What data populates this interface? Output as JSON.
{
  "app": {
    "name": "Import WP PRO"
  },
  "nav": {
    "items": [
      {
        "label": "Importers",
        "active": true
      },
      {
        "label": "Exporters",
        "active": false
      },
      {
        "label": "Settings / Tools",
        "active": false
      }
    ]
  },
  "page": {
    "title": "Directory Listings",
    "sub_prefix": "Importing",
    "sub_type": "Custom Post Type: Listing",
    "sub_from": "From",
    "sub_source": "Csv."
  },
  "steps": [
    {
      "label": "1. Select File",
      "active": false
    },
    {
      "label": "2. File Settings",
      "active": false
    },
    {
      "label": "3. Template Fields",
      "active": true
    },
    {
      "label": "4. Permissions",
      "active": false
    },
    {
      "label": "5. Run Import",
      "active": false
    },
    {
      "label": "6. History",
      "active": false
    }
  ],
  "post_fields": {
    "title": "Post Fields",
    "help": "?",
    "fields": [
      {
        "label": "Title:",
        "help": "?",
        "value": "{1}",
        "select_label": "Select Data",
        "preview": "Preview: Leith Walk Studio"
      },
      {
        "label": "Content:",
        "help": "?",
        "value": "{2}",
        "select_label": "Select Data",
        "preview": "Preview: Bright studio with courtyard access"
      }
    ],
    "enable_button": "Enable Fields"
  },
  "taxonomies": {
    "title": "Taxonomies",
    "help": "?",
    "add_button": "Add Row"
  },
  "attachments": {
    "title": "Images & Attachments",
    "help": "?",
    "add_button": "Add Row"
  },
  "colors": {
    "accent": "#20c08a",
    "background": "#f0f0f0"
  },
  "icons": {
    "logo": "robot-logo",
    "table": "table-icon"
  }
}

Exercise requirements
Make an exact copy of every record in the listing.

Task answer
What data populates this interface? Output as JSON.
{
  "app": {
    "name": "Import WP PRO"
  },
  "nav": {
    "items": [
      {
        "label": "Importers",
        "active": true
      },
      {
        "label": "Exporters",
        "active": false
      },
      {
        "label": "Settings / Tools",
        "active": false
      }
    ]
  },
  "page": {
    "title": "Directory Listings",
    "sub_prefix": "Importing",
    "sub_type": "Custom Post Type: Listing",
    "sub_from": "From",
    "sub_source": "Csv."
  },
  "steps": [
    {
      "label": "1. Select File",
      "active": false
    },
    {
      "label": "2. File Settings",
      "active": false
    },
    {
      "label": "3. Template Fields",
      "active": true
    },
    {
      "label": "4. Permissions",
      "active": false
    },
    {
      "label": "5. Run Import",
      "active": false
    },
    {
      "label": "6. History",
      "active": false
    }
  ],
  "post_fields": {
    "title": "Post Fields",
    "help": "?",
    "fields": [
      {
        "label": "Title:",
        "help": "?",
        "value": "{1}",
        "select_label": "Select Data",
        "preview": "Preview: Leith Walk Studio"
      },
      {
        "label": "Content:",
        "help": "?",
        "value": "{2}",
        "select_label": "Select Data",
        "preview": "Preview: Bright studio with courtyard access"
      }
    ],
    "enable_button": "Enable Fields"
  },
  "taxonomies": {
    "title": "Taxonomies",
    "help": "?",
    "add_button": "Add Row"
  },
  "attachments": {
    "title": "Images & Attachments",
    "help": "?",
    "add_button": "Add Row"
  },
  "colors": {
    "accent": "#20c08a",
    "background": "#f0f0f0"
  },
  "icons": {
    "logo": "robot-logo",
    "table": "table-icon"
  }
}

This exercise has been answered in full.